Surprisingly, Michael Henry Adams, a staunch local preservationist and author of Harlem: Lost and Found, is pleased with the new additions on Frederick Douglass Boulevard. For the most part, they “are quiet buildings that recede into the background and become good neighbors,” he says. “As a whole, it’s remarkably harmonious, particularly given what could have been there.” Once pockmarked with vacant lots, the area was rezoned in 2003 to promote residential and commercial growth. The new land-use regulations specified contextual design and capped building heights, preventing an invasion of glistening glass towers.

“You have to balance this need to develop properties and manage growth with a sensitivity toward what Harlem used to be, and what Harlem is to longtime residents. It’s not easy,” says Paimaan Lodhi, the district manager for Community Board 10, which covers central Harlem. The revitalization of Frederick Douglass Boulevard is a major success, he says, noting that crime has dropped 16.5 percent in 10 years and many of the new residential buildings contain affordable units. To critics of the redevelopment, he asks: “What’s the alternative? Vacant lots? Prostitutes and crack peddlers? We have a vibrancy there that we haven’t seen in decades.”

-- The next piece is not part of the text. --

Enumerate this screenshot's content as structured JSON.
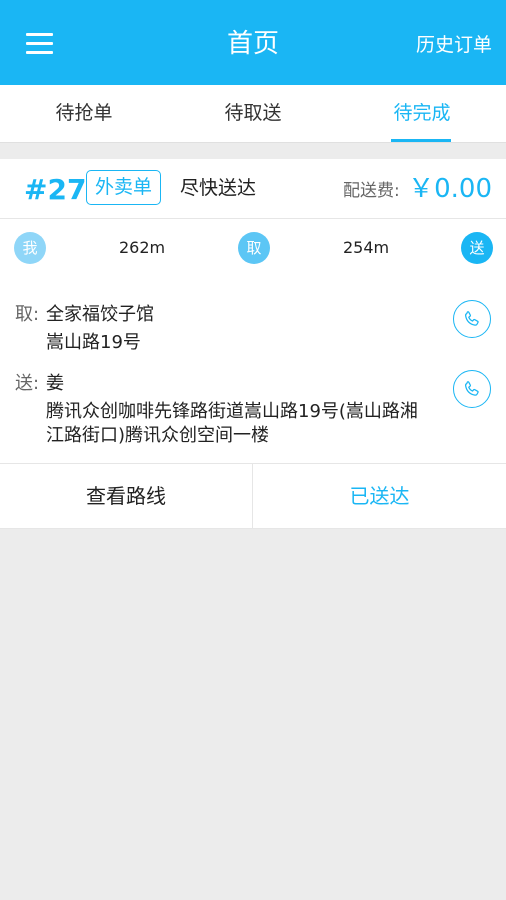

Even Clark acknowledges gentrification’s benefits. “I do feel safer,” the playwright says. But as for her preference for the old or new Harlem, there’s no simple answer. “In an ideal world,” she says, “I’d take elements of both and put them together.”